• RECORDS PROVIDED:
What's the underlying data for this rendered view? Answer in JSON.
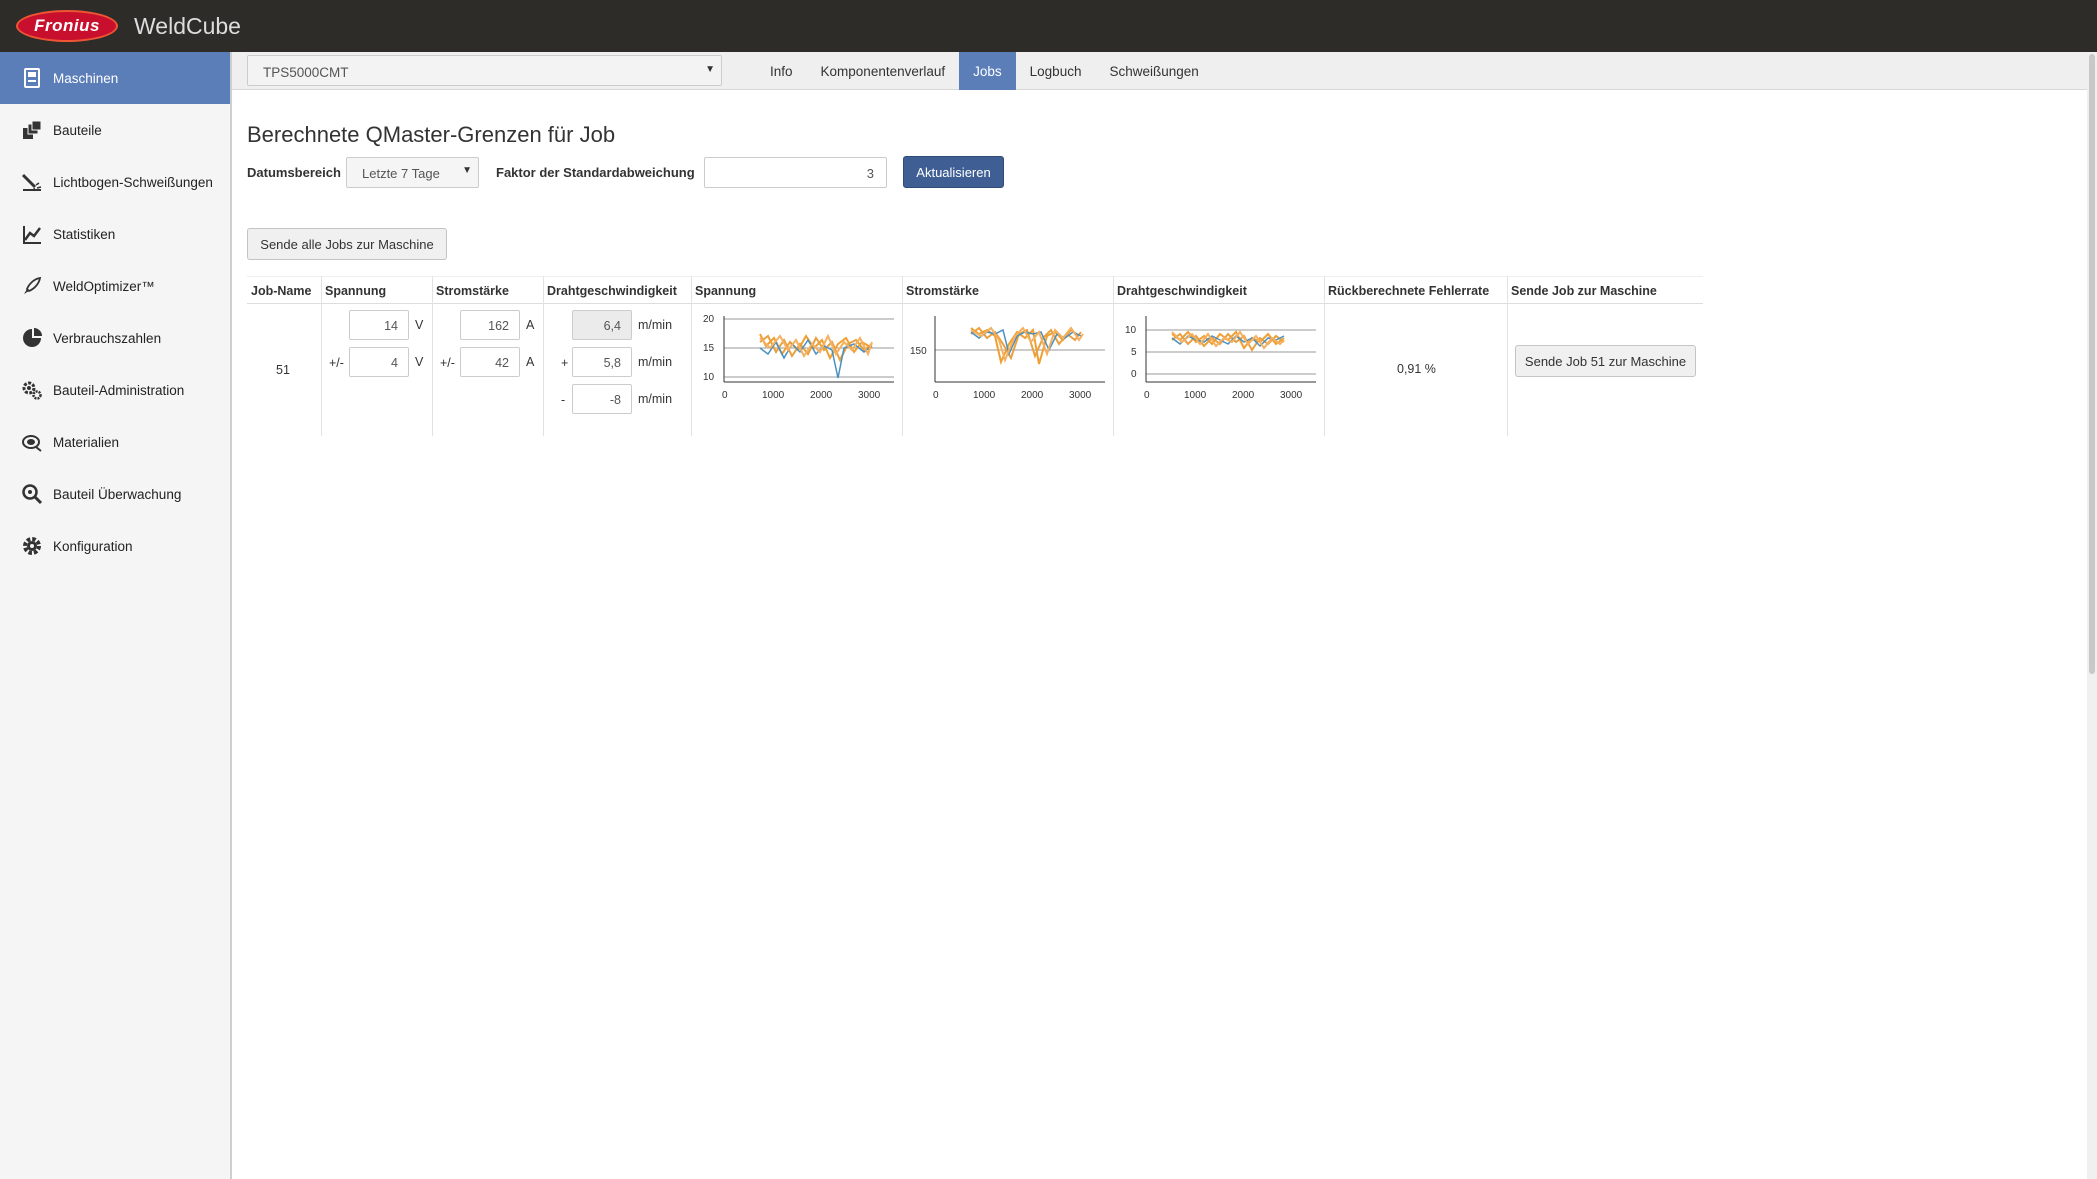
{
  "header": {
    "logo_text": "Fronius",
    "app_title": "WeldCube"
  },
  "sidebar": {
    "items": [
      {
        "label": "Maschinen",
        "icon": "machine-icon",
        "active": true
      },
      {
        "label": "Bauteile",
        "icon": "parts-icon"
      },
      {
        "label": "Lichtbogen-Schweißungen",
        "icon": "arc-welding-icon"
      },
      {
        "label": "Statistiken",
        "icon": "statistics-icon"
      },
      {
        "label": "WeldOptimizer™",
        "icon": "rocket-icon"
      },
      {
        "label": "Verbrauchszahlen",
        "icon": "pie-chart-icon"
      },
      {
        "label": "Bauteil-Administration",
        "icon": "gears-icon"
      },
      {
        "label": "Materialien",
        "icon": "materials-icon"
      },
      {
        "label": "Bauteil Überwachung",
        "icon": "magnifier-icon"
      },
      {
        "label": "Konfiguration",
        "icon": "gear-icon"
      }
    ]
  },
  "machine_select": {
    "value": "TPS5000CMT"
  },
  "tabs": [
    {
      "label": "Info"
    },
    {
      "label": "Komponentenverlauf"
    },
    {
      "label": "Jobs",
      "active": true
    },
    {
      "label": "Logbuch"
    },
    {
      "label": "Schweißungen"
    }
  ],
  "page": {
    "title": "Berechnete QMaster-Grenzen für Job",
    "date_range_label": "Datumsbereich",
    "date_range_value": "Letzte 7 Tage",
    "factor_label": "Faktor der Standardabweichung",
    "factor_value": "3",
    "refresh_button": "Aktualisieren",
    "send_all_button": "Sende alle Jobs zur Maschine"
  },
  "table": {
    "headers": [
      "Job-Name",
      "Spannung",
      "Stromstärke",
      "Drahtgeschwindigkeit",
      "Spannung",
      "Stromstärke",
      "Drahtgeschwindigkeit",
      "Rückberechnete Fehlerrate",
      "Sende Job zur Maschine"
    ],
    "row": {
      "job_name": "51",
      "spannung_value": "14",
      "spannung_unit": "V",
      "spannung_tol_prefix": "+/-",
      "spannung_tol": "4",
      "spannung_tol_unit": "V",
      "strom_value": "162",
      "strom_unit": "A",
      "strom_tol_prefix": "+/-",
      "strom_tol": "42",
      "strom_tol_unit": "A",
      "draht_value": "6,4",
      "draht_unit": "m/min",
      "draht_plus_prefix": "+",
      "draht_plus": "5,8",
      "draht_plus_unit": "m/min",
      "draht_minus_prefix": "-",
      "draht_minus": "-8",
      "draht_minus_unit": "m/min",
      "fehlerrate": "0,91 %",
      "send_button": "Sende Job 51 zur Maschine"
    }
  },
  "charts": {
    "spannung": {
      "y_ticks": [
        "20",
        "15",
        "10"
      ],
      "x_ticks": [
        "0",
        "1000",
        "2000",
        "3000"
      ]
    },
    "strom": {
      "y_ticks": [
        "150"
      ],
      "x_ticks": [
        "0",
        "1000",
        "2000",
        "3000"
      ]
    },
    "draht": {
      "y_ticks": [
        "10",
        "5",
        "0"
      ],
      "x_ticks": [
        "0",
        "1000",
        "2000",
        "3000"
      ]
    },
    "series_colors": [
      "#f0a030",
      "#e8a040",
      "#4a90c0",
      "#f5b060"
    ]
  }
}
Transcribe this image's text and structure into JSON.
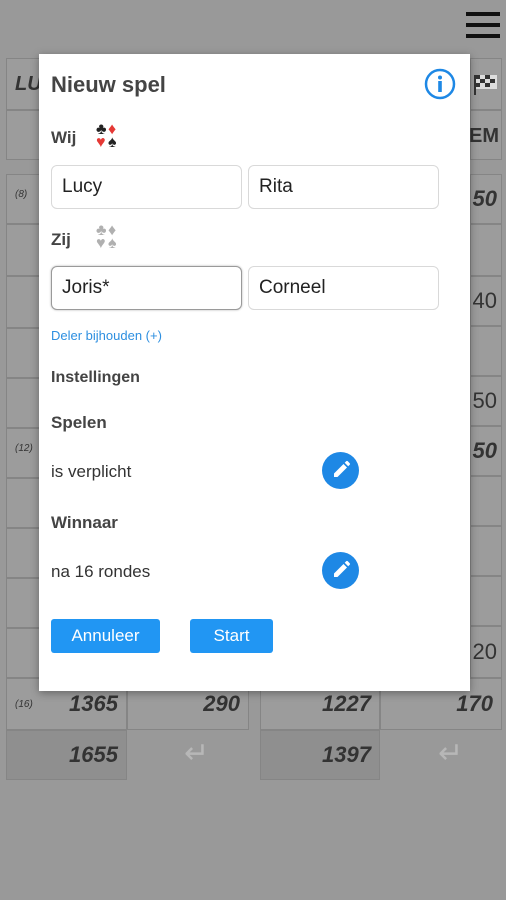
{
  "background": {
    "header_left": "LU",
    "header_right": "EM",
    "rows": [
      {
        "index": "(8)",
        "right": "50"
      },
      {
        "index": "",
        "right": "40"
      },
      {
        "index": "",
        "right": "50"
      },
      {
        "index": "(12)",
        "right": "50"
      },
      {
        "index": "",
        "right": "20"
      }
    ],
    "row16": {
      "index": "(16)",
      "total_left": "1365",
      "diff_left": "290",
      "total_right": "1227",
      "diff_right": "170"
    },
    "final": {
      "left": "1655",
      "right": "1397",
      "enter_symbol": "↵"
    }
  },
  "dialog": {
    "title": "Nieuw spel",
    "team_wij_label": "Wij",
    "team_zij_label": "Zij",
    "wij_players": [
      "Lucy",
      "Rita"
    ],
    "zij_players": [
      "Joris*",
      "Corneel"
    ],
    "dealer_link": "Deler bijhouden  (+)",
    "settings_label": "Instellingen",
    "spelen_label": "Spelen",
    "spelen_value": "is verplicht",
    "winnaar_label": "Winnaar",
    "winnaar_value": "na 16 rondes",
    "cancel_label": "Annuleer",
    "start_label": "Start"
  },
  "colors": {
    "accent": "#2196f3",
    "edit_button": "#1e88e5",
    "link": "#2d8fe0",
    "suit_red": "#e53935",
    "suit_black": "#222222",
    "suit_grey": "#b0b0b0"
  },
  "icons": [
    "menu-icon",
    "info-icon",
    "checkered-flag-icon",
    "card-suits-icon",
    "pencil-icon",
    "enter-icon"
  ]
}
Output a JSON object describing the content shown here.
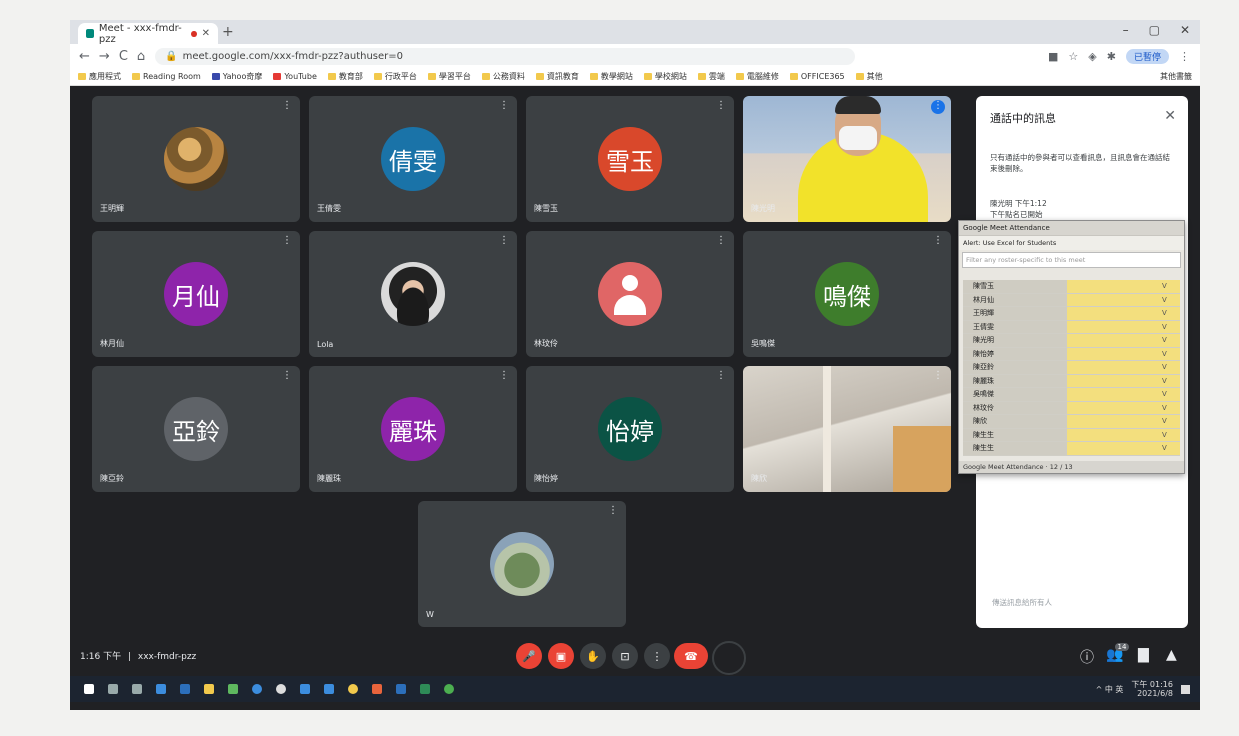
{
  "browser": {
    "tab_title": "Meet - xxx-fmdr-pzz",
    "url": "meet.google.com/xxx-fmdr-pzz?authuser=0",
    "pause_label": "已暫停",
    "win_minimize": "–",
    "win_maximize": "▢",
    "win_close": "✕",
    "new_tab": "+",
    "back": "←",
    "forward": "→",
    "reload": "C",
    "home": "⌂",
    "bookmarks": [
      {
        "label": "應用程式",
        "icon": "apps-icon"
      },
      {
        "label": "Reading Room",
        "icon": "folder-icon"
      },
      {
        "label": "Yahoo奇摩",
        "icon": "yahoo-icon"
      },
      {
        "label": "YouTube",
        "icon": "youtube-icon"
      },
      {
        "label": "教育部",
        "icon": "folder-icon"
      },
      {
        "label": "行政平台",
        "icon": "folder-icon"
      },
      {
        "label": "學習平台",
        "icon": "folder-icon"
      },
      {
        "label": "公務資料",
        "icon": "folder-icon"
      },
      {
        "label": "資訊教育",
        "icon": "folder-icon"
      },
      {
        "label": "教學網站",
        "icon": "folder-icon"
      },
      {
        "label": "學校網站",
        "icon": "folder-icon"
      },
      {
        "label": "雲端",
        "icon": "folder-icon"
      },
      {
        "label": "電腦維修",
        "icon": "folder-icon"
      },
      {
        "label": "OFFICE365",
        "icon": "folder-icon"
      },
      {
        "label": "其他",
        "icon": "folder-icon"
      }
    ],
    "other_bookmarks": "其他書籤"
  },
  "tiles": [
    {
      "name": "王明輝",
      "initials": "",
      "type": "photo",
      "photo": "photo1"
    },
    {
      "name": "王倩雯",
      "initials": "倩雯",
      "type": "initials",
      "color": "#1a73a8"
    },
    {
      "name": "陳雪玉",
      "initials": "雪玉",
      "type": "initials",
      "color": "#d9482b"
    },
    {
      "name": "陳光明",
      "initials": "",
      "type": "video",
      "video": "vid1"
    },
    {
      "name": "林月仙",
      "initials": "月仙",
      "type": "initials",
      "color": "#8e24aa"
    },
    {
      "name": "Lola",
      "initials": "",
      "type": "photo",
      "photo": "photo2"
    },
    {
      "name": "林玟伶",
      "initials": "",
      "type": "usericon"
    },
    {
      "name": "吳鳴傑",
      "initials": "鳴傑",
      "type": "initials",
      "color": "#3e7d2c"
    },
    {
      "name": "陳亞鈴",
      "initials": "亞鈴",
      "type": "initials",
      "color": "#5f6368"
    },
    {
      "name": "陳麗珠",
      "initials": "麗珠",
      "type": "initials",
      "color": "#8e24aa"
    },
    {
      "name": "陳怡婷",
      "initials": "怡婷",
      "type": "initials",
      "color": "#0b5345"
    },
    {
      "name": "陳欣",
      "initials": "",
      "type": "video",
      "video": "vid2"
    },
    {
      "name": "W",
      "initials": "",
      "type": "photo",
      "photo": "photo3"
    }
  ],
  "tile_more_icon": "⋮",
  "meeting": {
    "time": "1:16 下午",
    "separator": "|",
    "code": "xxx-fmdr-pzz"
  },
  "controls": {
    "mic": "🎤",
    "cam": "▣",
    "hand": "✋",
    "present": "⊡",
    "more": "⋮",
    "end": "☎",
    "info": "ⓘ",
    "people": "👥",
    "people_count": "14",
    "chat": "▇",
    "activities": "▲"
  },
  "panel": {
    "title": "通話中的訊息",
    "close": "✕",
    "notice": "只有通話中的參與者可以查看訊息，且訊息會在通話結束後刪除。",
    "info1": "陳光明 下午1:12",
    "info2": "下午點名已開始",
    "footer": "傳送訊息給所有人"
  },
  "attendance": {
    "title": "Google Meet Attendance",
    "tool": "Alert: Use Excel for Students",
    "search_placeholder": "Filter any roster-specific to this meet",
    "status": "Google Meet Attendance  ·  12 / 13",
    "rows": [
      {
        "name": "陳雪玉",
        "mark": "V"
      },
      {
        "name": "林月仙",
        "mark": "V"
      },
      {
        "name": "王明輝",
        "mark": "V"
      },
      {
        "name": "王倩雯",
        "mark": "V"
      },
      {
        "name": "陳光明",
        "mark": "V"
      },
      {
        "name": "陳怡婷",
        "mark": "V"
      },
      {
        "name": "陳亞鈴",
        "mark": "V"
      },
      {
        "name": "陳麗珠",
        "mark": "V"
      },
      {
        "name": "吳鳴傑",
        "mark": "V"
      },
      {
        "name": "林玟伶",
        "mark": "V"
      },
      {
        "name": "陳欣",
        "mark": "V"
      },
      {
        "name": "陳生生",
        "mark": "V"
      },
      {
        "name": "陳生生",
        "mark": "V"
      }
    ]
  },
  "taskbar": {
    "time": "下午 01:16",
    "date": "2021/6/8",
    "tray": "^ 中 英"
  }
}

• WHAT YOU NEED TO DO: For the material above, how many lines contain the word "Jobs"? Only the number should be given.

• OUTPUT BELOW: 2